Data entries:
_ _ _
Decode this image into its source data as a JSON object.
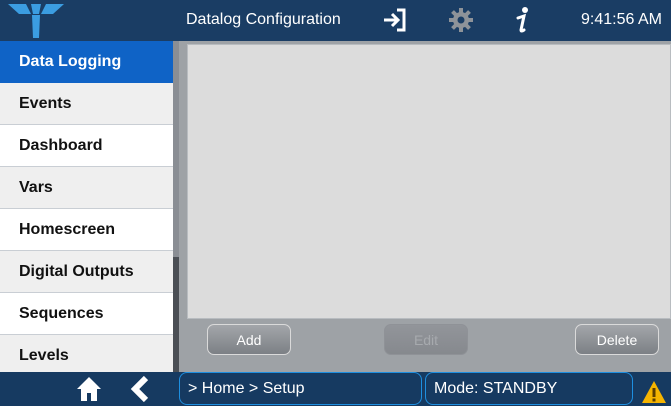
{
  "header": {
    "title": "Datalog Configuration",
    "time": "9:41:56 AM",
    "icons": [
      "teledyne-logo-icon",
      "exit-icon",
      "gear-icon",
      "info-icon"
    ]
  },
  "sidebar": {
    "items": [
      {
        "label": "Data Logging",
        "active": true
      },
      {
        "label": "Events"
      },
      {
        "label": "Dashboard"
      },
      {
        "label": "Vars"
      },
      {
        "label": "Homescreen"
      },
      {
        "label": "Digital Outputs"
      },
      {
        "label": "Sequences"
      },
      {
        "label": "Levels"
      }
    ]
  },
  "main": {
    "buttons": {
      "add": "Add",
      "edit": "Edit",
      "delete": "Delete"
    }
  },
  "footer": {
    "breadcrumb": "> Home > Setup",
    "mode": "Mode: STANDBY",
    "icons": [
      "home-icon",
      "back-icon",
      "warning-icon"
    ]
  },
  "colors": {
    "header_bg": "#1a3d64",
    "active_item": "#0f63c6",
    "panel_bg": "#dcdcdc",
    "accent_border": "#1e8fe0",
    "warning": "#f5b400"
  }
}
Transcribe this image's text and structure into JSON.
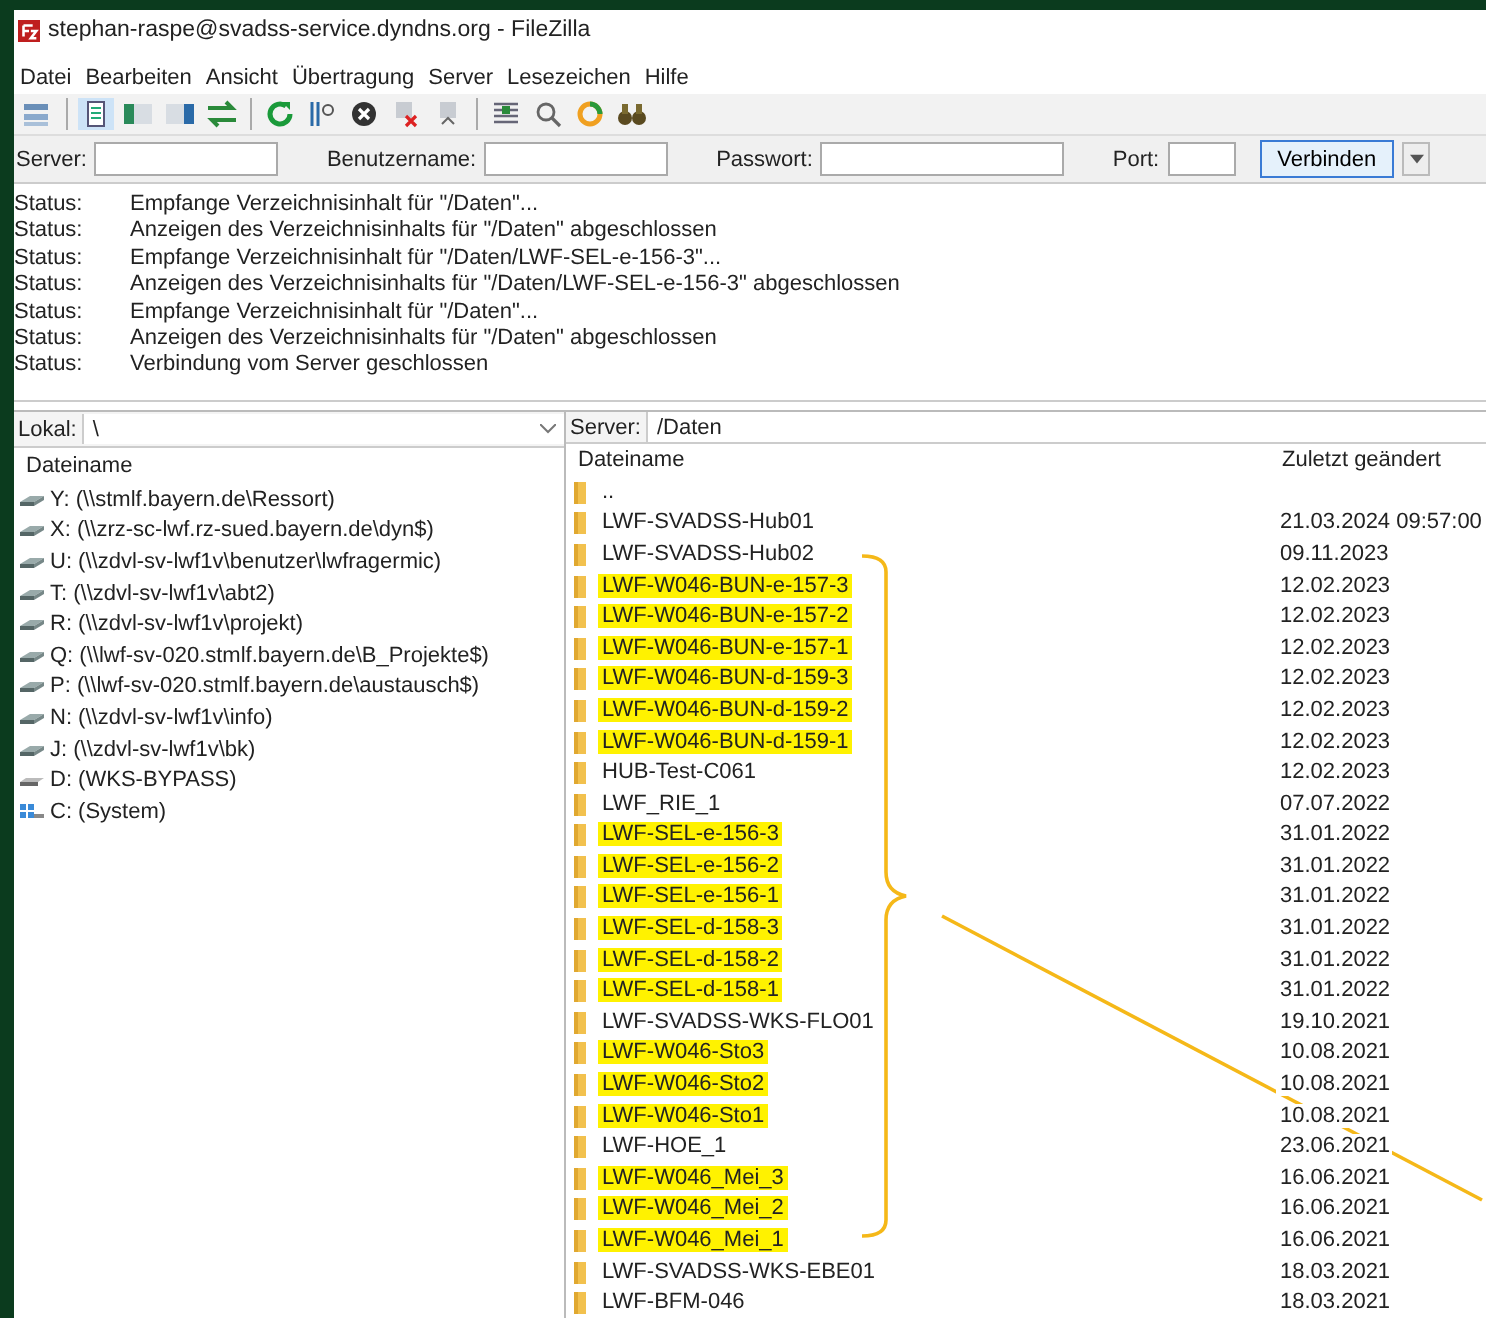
{
  "window": {
    "title": "stephan-raspe@svadss-service.dyndns.org - FileZilla"
  },
  "menu": [
    "Datei",
    "Bearbeiten",
    "Ansicht",
    "Übertragung",
    "Server",
    "Lesezeichen",
    "Hilfe"
  ],
  "quickconnect": {
    "server_label": "Server:",
    "user_label": "Benutzername:",
    "password_label": "Passwort:",
    "port_label": "Port:",
    "connect_button": "Verbinden"
  },
  "log": [
    {
      "label": "Status:",
      "message": "Empfange Verzeichnisinhalt für \"/Daten\"..."
    },
    {
      "label": "Status:",
      "message": "Anzeigen des Verzeichnisinhalts für \"/Daten\" abgeschlossen"
    },
    {
      "label": "Status:",
      "message": "Empfange Verzeichnisinhalt für \"/Daten/LWF-SEL-e-156-3\"..."
    },
    {
      "label": "Status:",
      "message": "Anzeigen des Verzeichnisinhalts für \"/Daten/LWF-SEL-e-156-3\" abgeschlossen"
    },
    {
      "label": "Status:",
      "message": "Empfange Verzeichnisinhalt für \"/Daten\"..."
    },
    {
      "label": "Status:",
      "message": "Anzeigen des Verzeichnisinhalts für \"/Daten\" abgeschlossen"
    },
    {
      "label": "Status:",
      "message": "Verbindung vom Server geschlossen"
    }
  ],
  "local": {
    "path_label": "Lokal:",
    "path": "\\",
    "column": "Dateiname",
    "items": [
      {
        "name": "Y: (\\\\stmlf.bayern.de\\Ressort)",
        "kind": "network"
      },
      {
        "name": "X: (\\\\zrz-sc-lwf.rz-sued.bayern.de\\dyn$)",
        "kind": "network"
      },
      {
        "name": "U: (\\\\zdvl-sv-lwf1v\\benutzer\\lwfragermic)",
        "kind": "network"
      },
      {
        "name": "T: (\\\\zdvl-sv-lwf1v\\abt2)",
        "kind": "network"
      },
      {
        "name": "R: (\\\\zdvl-sv-lwf1v\\projekt)",
        "kind": "network"
      },
      {
        "name": "Q: (\\\\lwf-sv-020.stmlf.bayern.de\\B_Projekte$)",
        "kind": "network"
      },
      {
        "name": "P: (\\\\lwf-sv-020.stmlf.bayern.de\\austausch$)",
        "kind": "network"
      },
      {
        "name": "N: (\\\\zdvl-sv-lwf1v\\info)",
        "kind": "network"
      },
      {
        "name": "J: (\\\\zdvl-sv-lwf1v\\bk)",
        "kind": "network"
      },
      {
        "name": "D: (WKS-BYPASS)",
        "kind": "local"
      },
      {
        "name": "C: (System)",
        "kind": "system"
      }
    ]
  },
  "remote": {
    "path_label": "Server:",
    "path": "/Daten",
    "columns": [
      "Dateiname",
      "Zuletzt geändert"
    ],
    "rows": [
      {
        "name": "..",
        "modified": "",
        "highlighted": false
      },
      {
        "name": "LWF-SVADSS-Hub01",
        "modified": "21.03.2024 09:57:00",
        "highlighted": false
      },
      {
        "name": "LWF-SVADSS-Hub02",
        "modified": "09.11.2023",
        "highlighted": false
      },
      {
        "name": "LWF-W046-BUN-e-157-3",
        "modified": "12.02.2023",
        "highlighted": true
      },
      {
        "name": "LWF-W046-BUN-e-157-2",
        "modified": "12.02.2023",
        "highlighted": true
      },
      {
        "name": "LWF-W046-BUN-e-157-1",
        "modified": "12.02.2023",
        "highlighted": true
      },
      {
        "name": "LWF-W046-BUN-d-159-3",
        "modified": "12.02.2023",
        "highlighted": true
      },
      {
        "name": "LWF-W046-BUN-d-159-2",
        "modified": "12.02.2023",
        "highlighted": true
      },
      {
        "name": "LWF-W046-BUN-d-159-1",
        "modified": "12.02.2023",
        "highlighted": true
      },
      {
        "name": "HUB-Test-C061",
        "modified": "12.02.2023",
        "highlighted": false
      },
      {
        "name": "LWF_RIE_1",
        "modified": "07.07.2022",
        "highlighted": false
      },
      {
        "name": "LWF-SEL-e-156-3",
        "modified": "31.01.2022",
        "highlighted": true
      },
      {
        "name": "LWF-SEL-e-156-2",
        "modified": "31.01.2022",
        "highlighted": true
      },
      {
        "name": "LWF-SEL-e-156-1",
        "modified": "31.01.2022",
        "highlighted": true
      },
      {
        "name": "LWF-SEL-d-158-3",
        "modified": "31.01.2022",
        "highlighted": true
      },
      {
        "name": "LWF-SEL-d-158-2",
        "modified": "31.01.2022",
        "highlighted": true
      },
      {
        "name": "LWF-SEL-d-158-1",
        "modified": "31.01.2022",
        "highlighted": true
      },
      {
        "name": "LWF-SVADSS-WKS-FLO01",
        "modified": "19.10.2021",
        "highlighted": false
      },
      {
        "name": "LWF-W046-Sto3",
        "modified": "10.08.2021",
        "highlighted": true
      },
      {
        "name": "LWF-W046-Sto2",
        "modified": "10.08.2021",
        "highlighted": true
      },
      {
        "name": "LWF-W046-Sto1",
        "modified": "10.08.2021",
        "highlighted": true
      },
      {
        "name": "LWF-HOE_1",
        "modified": "23.06.2021",
        "highlighted": false
      },
      {
        "name": "LWF-W046_Mei_3",
        "modified": "16.06.2021",
        "highlighted": true
      },
      {
        "name": "LWF-W046_Mei_2",
        "modified": "16.06.2021",
        "highlighted": true
      },
      {
        "name": "LWF-W046_Mei_1",
        "modified": "16.06.2021",
        "highlighted": true
      },
      {
        "name": "LWF-SVADSS-WKS-EBE01",
        "modified": "18.03.2021",
        "highlighted": false
      },
      {
        "name": "LWF-BFM-046",
        "modified": "18.03.2021",
        "highlighted": false
      }
    ]
  }
}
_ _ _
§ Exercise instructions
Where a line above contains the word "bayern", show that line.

§ Response to the exercise
        "name": "Y: (\\\\stmlf.bayern.de\\Ressort)",
        "name": "X: (\\\\zrz-sc-lwf.rz-sued.bayern.de\\dyn$)",
        "name": "Q: (\\\\lwf-sv-020.stmlf.bayern.de\\B_Projekte$)",
        "name": "P: (\\\\lwf-sv-020.stmlf.bayern.de\\austausch$)",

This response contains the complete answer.